Nigeria's ruling Peoples Democratic Party has picked its candidate for the 2007 presidential election. For VOA, Gilbert da Costa reports that the emergence of a reclusive governor as the party's candidate has been greeted with skepticism in Nigeria.

Governor Umaru Yar'Adua of the northern Katsina state is an obscure figure.

The 55-year-old former teacher and farmer beat 11 other contestants for the Peoples Democratic Party's nomination for the April election.

A political analyst in Abuja, Maxi Okwu, described Yar'Adua's selection as a tragedy for Nigeria.

"If we have free and fair elections, a man like Yar'Adua cannot win," noted Okwu. "One, he is an anonymous politician. His position on any major issue is not known. He is media shy. They say he has some health problems.
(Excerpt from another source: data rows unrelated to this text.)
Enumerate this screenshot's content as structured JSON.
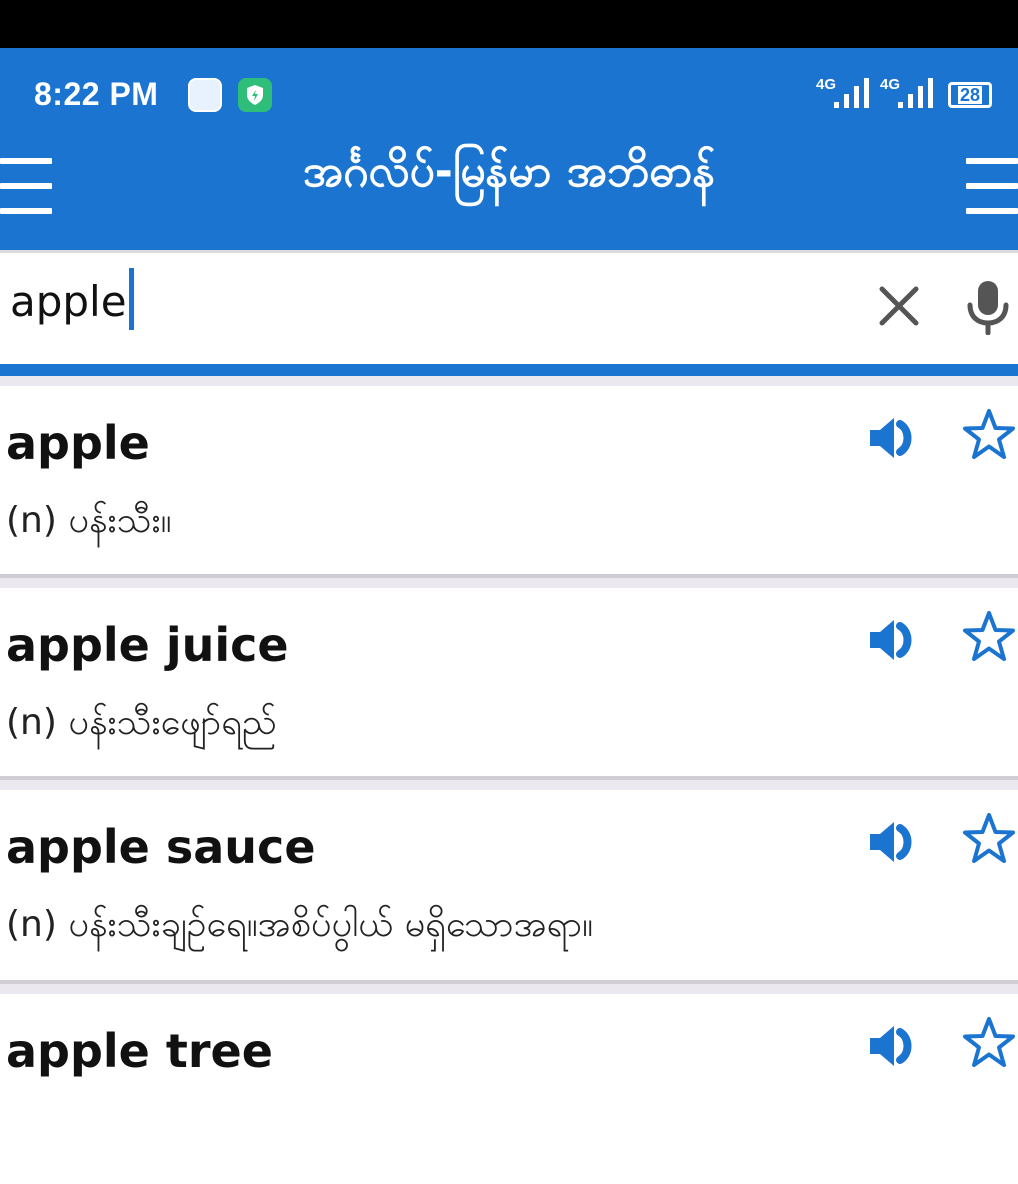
{
  "status_bar": {
    "time": "8:22 PM",
    "network_1": "4G",
    "network_2": "4G",
    "battery": "28",
    "icons": [
      "assistant-app-icon",
      "shield-app-icon"
    ]
  },
  "app_bar": {
    "title": "အင်္ဂလိပ်-မြန်မာ အဘိဓာန်",
    "colors": {
      "primary": "#1b74d0",
      "on_primary": "#ffffff"
    }
  },
  "search": {
    "value": "apple",
    "icons": [
      "close-icon",
      "microphone-icon"
    ]
  },
  "results": [
    {
      "word": "apple",
      "definition": "(n) ပန်းသီး။"
    },
    {
      "word": "apple juice",
      "definition": "(n) ပန်းသီးဖျော်ရည်"
    },
    {
      "word": "apple sauce",
      "definition": "(n) ပန်းသီးချဉ်ရေ။အစိပ်ပွါယ် မရှိသောအရာ။"
    },
    {
      "word": "apple tree",
      "definition": ""
    }
  ],
  "result_icons": [
    "speaker-icon",
    "star-outline-icon"
  ]
}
I worry, a man who is foggy, or not known to have any view on issues is not the kind of president Nigeria needs at the moment."

Yar'Adua's elder brother, Shehu, a retired general, was one of Nigeria's best known politicians and strategists. Shehu was President Obasanjo's deputy when he was military ruler between 1976 and 1979.

Both men were later jailed by another military ruler, General Sani Abacha, for allegedly plotting his overthrow. Shehu died in jail.

Analysts say the younger Yar'Adua secured victory at the ruling party's primary with the tacit support of Mr. Obasanjo.

Maxi Okwu says Mr. Obasanjo's endorsement is to reward the loyalty of the late Shehu Yar'Adua.

"I believe that the Yar'Adua presidency, if it comes true, is the kind of made presidency for puppetry. Obasanjo is out, but he is in," he commented. "Examples show that the script to install a minion has always failed. Secondly, is that you know the late Yar'Adua, brother to this Yar'Adua, was Mr. Obasanjo's deputy. So, maybe he is trying to pay him back by installing his brother as president."

The PDP has ruled Nigeria since 1999, but with infighting and widespread disaffection within its ranks, observers say, the party could face stiff competition from a coalition of two main opposition parties, All Nigeria Peoples Party and Action Congress.